> _Assigned task_:
State the number of lines in these records that include the word "this", and add nothing to it.

[Records excerpted from a collection]
Content starts

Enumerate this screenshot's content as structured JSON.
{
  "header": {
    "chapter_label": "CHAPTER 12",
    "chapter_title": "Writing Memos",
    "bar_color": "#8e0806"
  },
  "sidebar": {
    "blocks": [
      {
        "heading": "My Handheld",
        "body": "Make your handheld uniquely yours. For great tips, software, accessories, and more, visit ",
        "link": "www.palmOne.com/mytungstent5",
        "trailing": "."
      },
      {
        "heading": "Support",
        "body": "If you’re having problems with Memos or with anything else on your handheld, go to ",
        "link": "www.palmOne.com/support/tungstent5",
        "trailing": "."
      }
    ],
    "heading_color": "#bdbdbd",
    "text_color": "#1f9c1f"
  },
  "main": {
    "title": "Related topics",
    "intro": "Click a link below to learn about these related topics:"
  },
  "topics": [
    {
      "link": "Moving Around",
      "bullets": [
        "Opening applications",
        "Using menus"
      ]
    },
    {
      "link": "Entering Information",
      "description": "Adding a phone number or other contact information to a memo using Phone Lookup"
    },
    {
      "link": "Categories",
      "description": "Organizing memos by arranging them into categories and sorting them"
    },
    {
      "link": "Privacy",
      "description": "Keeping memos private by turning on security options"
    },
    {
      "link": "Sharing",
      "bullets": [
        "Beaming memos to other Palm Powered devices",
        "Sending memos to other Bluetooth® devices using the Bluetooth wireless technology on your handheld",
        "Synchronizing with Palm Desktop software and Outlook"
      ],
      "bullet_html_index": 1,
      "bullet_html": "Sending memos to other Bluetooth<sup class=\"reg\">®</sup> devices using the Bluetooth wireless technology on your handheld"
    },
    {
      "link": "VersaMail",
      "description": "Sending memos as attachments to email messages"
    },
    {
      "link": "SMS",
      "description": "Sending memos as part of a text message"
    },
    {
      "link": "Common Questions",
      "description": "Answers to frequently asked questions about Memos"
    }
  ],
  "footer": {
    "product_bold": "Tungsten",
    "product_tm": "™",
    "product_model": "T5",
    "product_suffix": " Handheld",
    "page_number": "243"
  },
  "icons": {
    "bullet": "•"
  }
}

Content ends
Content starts

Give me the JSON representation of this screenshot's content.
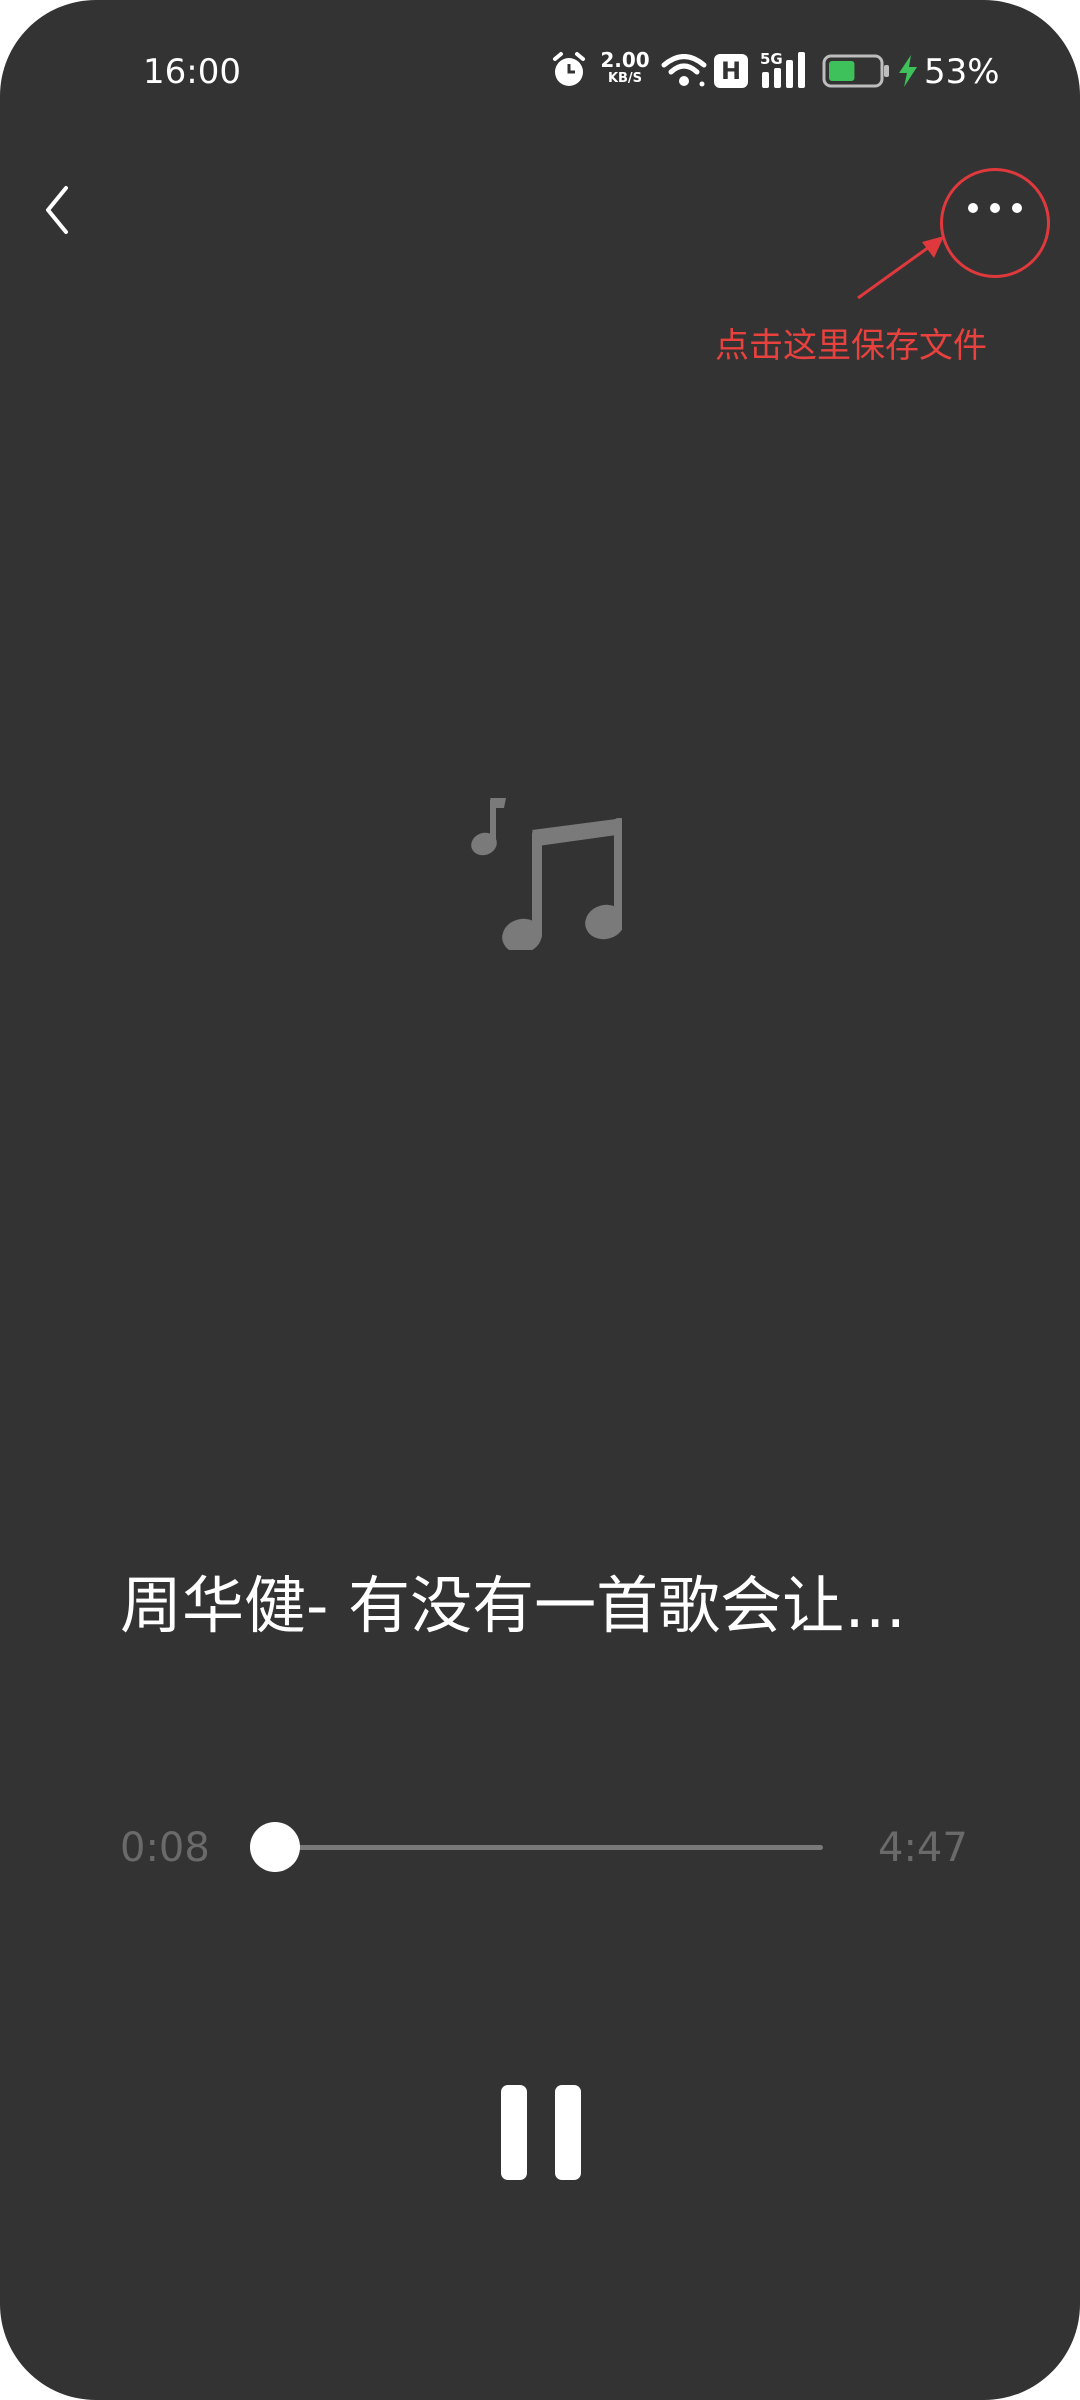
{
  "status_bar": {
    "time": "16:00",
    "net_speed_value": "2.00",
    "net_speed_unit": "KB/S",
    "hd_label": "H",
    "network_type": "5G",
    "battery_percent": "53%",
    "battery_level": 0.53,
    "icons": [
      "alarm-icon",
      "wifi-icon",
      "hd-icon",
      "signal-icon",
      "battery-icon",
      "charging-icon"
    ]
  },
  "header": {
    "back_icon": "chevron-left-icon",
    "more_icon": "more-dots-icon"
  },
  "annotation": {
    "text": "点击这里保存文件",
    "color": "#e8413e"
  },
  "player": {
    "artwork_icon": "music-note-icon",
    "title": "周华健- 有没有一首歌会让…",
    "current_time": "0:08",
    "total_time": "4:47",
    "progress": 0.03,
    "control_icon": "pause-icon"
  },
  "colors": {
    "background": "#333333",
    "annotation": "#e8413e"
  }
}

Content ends
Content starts

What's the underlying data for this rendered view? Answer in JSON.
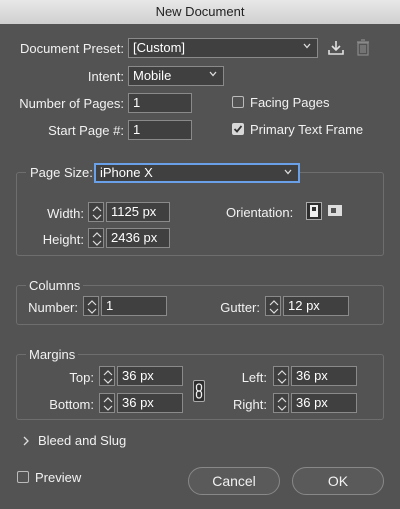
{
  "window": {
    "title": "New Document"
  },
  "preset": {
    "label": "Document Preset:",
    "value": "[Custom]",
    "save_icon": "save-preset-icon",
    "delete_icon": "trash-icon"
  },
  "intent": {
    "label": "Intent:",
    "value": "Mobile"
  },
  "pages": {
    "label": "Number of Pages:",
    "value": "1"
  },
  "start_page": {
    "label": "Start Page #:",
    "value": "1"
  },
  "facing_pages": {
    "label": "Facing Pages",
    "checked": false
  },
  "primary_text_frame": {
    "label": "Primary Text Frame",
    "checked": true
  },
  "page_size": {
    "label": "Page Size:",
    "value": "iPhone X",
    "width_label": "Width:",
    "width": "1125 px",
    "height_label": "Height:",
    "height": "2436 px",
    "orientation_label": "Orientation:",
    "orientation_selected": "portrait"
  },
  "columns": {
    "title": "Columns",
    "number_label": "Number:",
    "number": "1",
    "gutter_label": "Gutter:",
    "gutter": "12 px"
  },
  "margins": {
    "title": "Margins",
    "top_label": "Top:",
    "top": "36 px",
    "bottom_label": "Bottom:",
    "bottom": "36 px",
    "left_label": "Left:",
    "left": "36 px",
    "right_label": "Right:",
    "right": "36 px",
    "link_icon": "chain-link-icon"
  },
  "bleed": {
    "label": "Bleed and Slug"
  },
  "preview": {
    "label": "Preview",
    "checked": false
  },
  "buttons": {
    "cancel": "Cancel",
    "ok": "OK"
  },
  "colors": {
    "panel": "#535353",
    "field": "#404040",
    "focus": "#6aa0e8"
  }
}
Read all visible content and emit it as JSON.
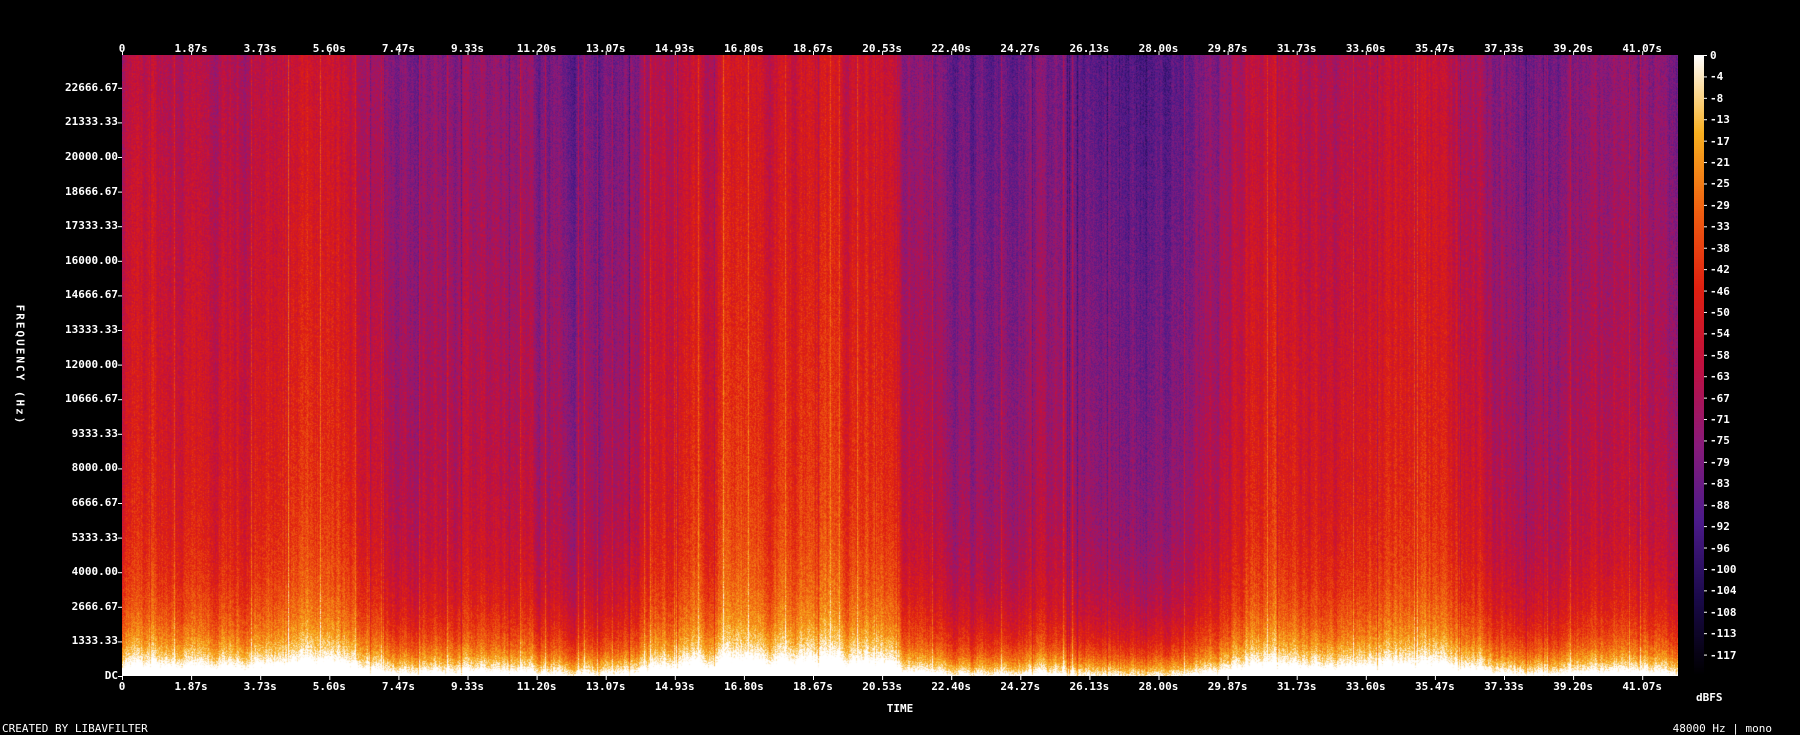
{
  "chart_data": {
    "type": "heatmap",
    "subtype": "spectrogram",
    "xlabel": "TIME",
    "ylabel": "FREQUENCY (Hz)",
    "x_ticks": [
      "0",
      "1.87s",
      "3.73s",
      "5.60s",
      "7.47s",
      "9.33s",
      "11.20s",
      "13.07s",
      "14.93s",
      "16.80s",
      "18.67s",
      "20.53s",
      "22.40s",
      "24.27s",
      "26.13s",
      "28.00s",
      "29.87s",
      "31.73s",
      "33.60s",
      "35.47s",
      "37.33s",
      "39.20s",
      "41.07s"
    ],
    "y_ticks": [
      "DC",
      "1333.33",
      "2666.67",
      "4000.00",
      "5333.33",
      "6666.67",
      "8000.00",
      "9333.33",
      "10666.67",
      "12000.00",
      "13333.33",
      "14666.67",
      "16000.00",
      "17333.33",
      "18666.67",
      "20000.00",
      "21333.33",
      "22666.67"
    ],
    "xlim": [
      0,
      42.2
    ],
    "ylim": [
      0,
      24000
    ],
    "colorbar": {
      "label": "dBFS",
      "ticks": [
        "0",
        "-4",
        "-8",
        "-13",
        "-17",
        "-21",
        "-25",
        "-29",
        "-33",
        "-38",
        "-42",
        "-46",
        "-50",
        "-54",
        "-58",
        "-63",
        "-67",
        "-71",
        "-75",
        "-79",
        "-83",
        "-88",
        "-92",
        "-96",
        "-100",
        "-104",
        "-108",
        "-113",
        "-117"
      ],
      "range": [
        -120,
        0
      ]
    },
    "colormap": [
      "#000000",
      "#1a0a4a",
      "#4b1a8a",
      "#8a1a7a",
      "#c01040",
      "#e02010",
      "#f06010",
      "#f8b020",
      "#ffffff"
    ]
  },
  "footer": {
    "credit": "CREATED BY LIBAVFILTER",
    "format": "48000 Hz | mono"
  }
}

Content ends

> _Exercise answer_:
3